NOAA’s Hurricane Preparedness -
Turn Around Don’t Drown -
NOAA/National Hurricane Center –
FEMA’s Hurricane Preparedness -
National Flood Safety -
VT Division of Emergency Management and Homeland Security -
The Hazard of Cold Water Boating

Particular caution is necessary early in the boating season across the North Country

The National Weather Service (NWS) in Burlington, Vermont urges extreme caution when boating, canoeing, or kayaking during the spring, when water temperatures typically remain dangerously cold in the event of a capsize.

After a long North Country winter, thoughts naturally turn toward warm weather recreational activities. The first warm days of spring often attract boaters and other recreational enthusiasts to the many beautiful lakes, rivers, and streams across Vermont and northern New York.

Those venturing out on area lakes and rivers need to be aware of the dangers posed by cold water temperatures. On pleasantly warm and dry days in April and May, it is easy to overlook the fact that the temperature of the water is much slower to respond to the change of season and warms much more slowly than the air temperature. Rivers are often still affected by runoff from melting snow from mountain summits. Lakes continue to up-well cold water from below until a temperature of 39°F, and then increase in temperature slowly based on amount and days of sunshine, near surface air temperature, and the size of the body of water. On Lake Champlain, climate records indicate that surface water temperatures are typically in the upper 30s in late April, and only rise into the 40s during May.

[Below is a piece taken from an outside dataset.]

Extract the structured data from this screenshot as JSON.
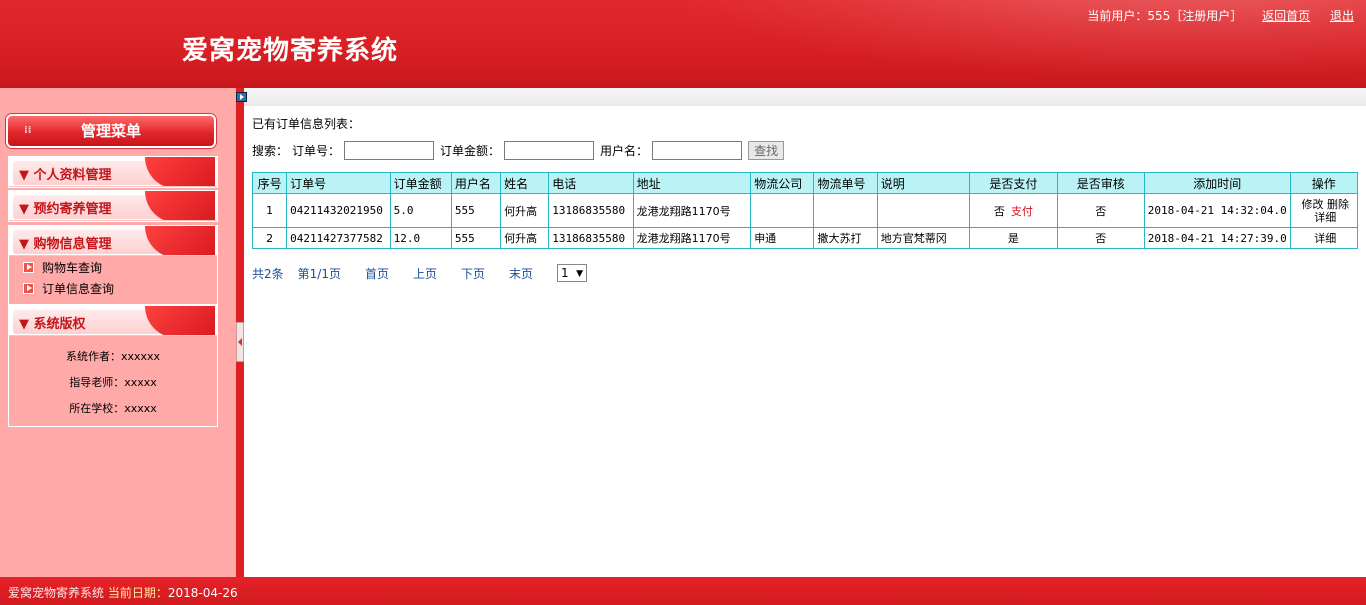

Immersion in cold water can become life threatening very quickly. Should your craft capsize, hypothermia in waters with temperatures in the upper 30s and 40s can occur in just a matter of minutes. Since water conducts body heat away up to 26 times faster than air of the same temperature, the cold water rapidly causes extremities to become numb, weakening the ability of muscles to work effectively. Tragically, several individuals have lost their lives on North Country rivers and lakes in recent years, drowning in the very low water temperatures of early May.

The NWS urges the following safety measures to protect yourself and maximize your enjoyment of area waterways:

  • Consider postponing small craft boating activities until water temperatures become warmer in late spring and summer.
  • If you do choose to boat, canoe, or kayak in April or May, wear a dry suit appropriate for water temperatures in the high 30s and 40s.
  • Wear all recommended protective gear to guard against the cold water in the event of an accident or capsize.

Remember, no matter the season, when you are on the water, always wear your life jacket.

Safe boating is no accident! Please take the time to think safety first and plan appropriately for weather and water conditions before heading out on lakes, rivers, and streams.

Supplemental Links: